THE PROBLEM: Output all entries exactly; images excluded.

- - - - -

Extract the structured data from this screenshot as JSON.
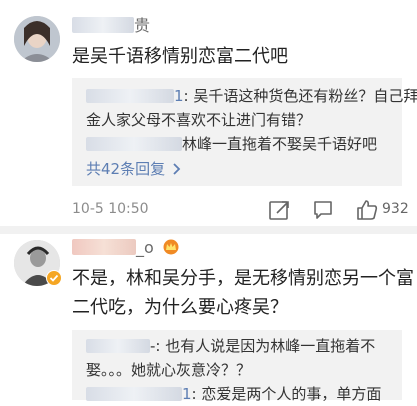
{
  "post1": {
    "username": "贵",
    "text": "是吴千语移情别恋富二代吧",
    "replies": [
      {
        "author": "1",
        "text": ": 吴千语这种货色还有粉丝？自己拜",
        "cont": "金人家父母不喜欢不让进门有错？"
      },
      {
        "author": "",
        "text": "林峰一直拖着不娶吴千语好吧"
      }
    ],
    "more_replies": "共42条回复",
    "time": "10-5 10:50",
    "likes": "932"
  },
  "post2": {
    "username": "_o",
    "text_line1": "不是，林和吴分手，是无移情别恋另一个富",
    "text_line2": "二代吃，为什么要心疼吴？",
    "replies": [
      {
        "author": "",
        "text": "-: 也有人说是因为林峰一直拖着不",
        "cont": "娶。。。她就心灰意冷？？"
      },
      {
        "author": "1",
        "text": ": 恋爱是两个人的事，单方面"
      }
    ]
  }
}
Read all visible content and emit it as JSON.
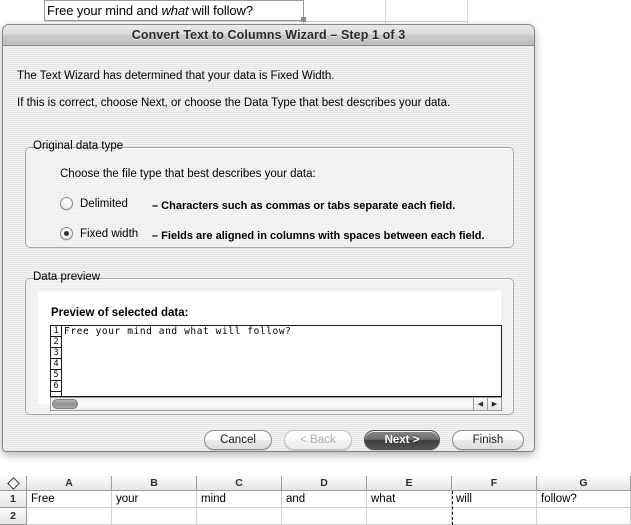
{
  "top_sheet": {
    "cell_text_prefix": "Free your mind and ",
    "cell_text_italic": "what",
    "cell_text_suffix": " will follow?"
  },
  "dialog": {
    "title": "Convert Text to Columns Wizard – Step 1 of 3",
    "paragraph1": "The Text Wizard has determined that your data is Fixed Width.",
    "paragraph2": "If this is correct, choose Next, or choose the Data Type that best describes your data.",
    "original_data_type": {
      "group_label": "Original data type",
      "prompt": "Choose the file type that best describes your data:",
      "options": [
        {
          "label": "Delimited",
          "description": "– Characters such as commas or tabs separate each field.",
          "selected": false
        },
        {
          "label": "Fixed width",
          "description": "– Fields are aligned in columns with spaces between each field.",
          "selected": true
        }
      ]
    },
    "data_preview": {
      "group_label": "Data preview",
      "panel_title": "Preview of selected data:",
      "row_numbers": [
        "1",
        "2",
        "3",
        "4",
        "5",
        "6"
      ],
      "lines": [
        "Free your mind and what will follow?",
        "",
        "",
        "",
        "",
        ""
      ],
      "scroll_left_arrow": "◀",
      "scroll_right_arrow": "▶"
    },
    "buttons": [
      {
        "label": "Cancel",
        "state": "normal"
      },
      {
        "label": "< Back",
        "state": "disabled"
      },
      {
        "label": "Next >",
        "state": "default"
      },
      {
        "label": "Finish",
        "state": "normal"
      }
    ]
  },
  "bottom_sheet": {
    "column_headers": [
      "A",
      "B",
      "C",
      "D",
      "E",
      "F",
      "G"
    ],
    "row_headers": [
      "1",
      "2"
    ],
    "rows": [
      [
        "Free",
        "your",
        "mind",
        "and",
        "what",
        "will",
        "follow?"
      ],
      [
        "",
        "",
        "",
        "",
        "",
        "",
        ""
      ]
    ],
    "corner_icon": "select-all-diamond-icon"
  },
  "colors": {
    "dialog_bg": "#ededed",
    "title_text": "#2a2a2a",
    "default_button_bg": "#3c3c3c",
    "grid_line": "#d0d0d0",
    "header_bg": "#e5e5e5"
  }
}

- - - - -

ANSWER FOR THIS EXERCISE:
Extract the structured data from this screenshot as JSON.
{
  "post1": {
    "username": "贵",
    "text": "是吴千语移情别恋富二代吧",
    "replies": [
      {
        "author": "1",
        "text": ": 吴千语这种货色还有粉丝？自己拜",
        "cont": "金人家父母不喜欢不让进门有错？"
      },
      {
        "author": "",
        "text": "林峰一直拖着不娶吴千语好吧"
      }
    ],
    "more_replies": "共42条回复",
    "time": "10-5 10:50",
    "likes": "932"
  },
  "post2": {
    "username": "_o",
    "text_line1": "不是，林和吴分手，是无移情别恋另一个富",
    "text_line2": "二代吃，为什么要心疼吴？",
    "replies": [
      {
        "author": "",
        "text": "-: 也有人说是因为林峰一直拖着不",
        "cont": "娶。。。她就心灰意冷？？"
      },
      {
        "author": "1",
        "text": ": 恋爱是两个人的事，单方面"
      }
    ]
  }
}
Read all visible content and emit it as JSON.
{
  "top_sheet": {
    "cell_text_prefix": "Free your mind and ",
    "cell_text_italic": "what",
    "cell_text_suffix": " will follow?"
  },
  "dialog": {
    "title": "Convert Text to Columns Wizard – Step 1 of 3",
    "paragraph1": "The Text Wizard has determined that your data is Fixed Width.",
    "paragraph2": "If this is correct, choose Next, or choose the Data Type that best describes your data.",
    "original_data_type": {
      "group_label": "Original data type",
      "prompt": "Choose the file type that best describes your data:",
      "options": [
        {
          "label": "Delimited",
          "description": "– Characters such as commas or tabs separate each field.",
          "selected": false
        },
        {
          "label": "Fixed width",
          "description": "– Fields are aligned in columns with spaces between each field.",
          "selected": true
        }
      ]
    },
    "data_preview": {
      "group_label": "Data preview",
      "panel_title": "Preview of selected data:",
      "row_numbers": [
        "1",
        "2",
        "3",
        "4",
        "5",
        "6"
      ],
      "lines": [
        "Free your mind and what will follow?",
        "",
        "",
        "",
        "",
        ""
      ],
      "scroll_left_arrow": "◀",
      "scroll_right_arrow": "▶"
    },
    "buttons": [
      {
        "label": "Cancel",
        "state": "normal"
      },
      {
        "label": "< Back",
        "state": "disabled"
      },
      {
        "label": "Next >",
        "state": "default"
      },
      {
        "label": "Finish",
        "state": "normal"
      }
    ]
  },
  "bottom_sheet": {
    "column_headers": [
      "A",
      "B",
      "C",
      "D",
      "E",
      "F",
      "G"
    ],
    "row_headers": [
      "1",
      "2"
    ],
    "rows": [
      [
        "Free",
        "your",
        "mind",
        "and",
        "what",
        "will",
        "follow?"
      ],
      [
        "",
        "",
        "",
        "",
        "",
        "",
        ""
      ]
    ],
    "corner_icon": "select-all-diamond-icon"
  },
  "colors": {
    "dialog_bg": "#ededed",
    "title_text": "#2a2a2a",
    "default_button_bg": "#3c3c3c",
    "grid_line": "#d0d0d0",
    "header_bg": "#e5e5e5"
  }
}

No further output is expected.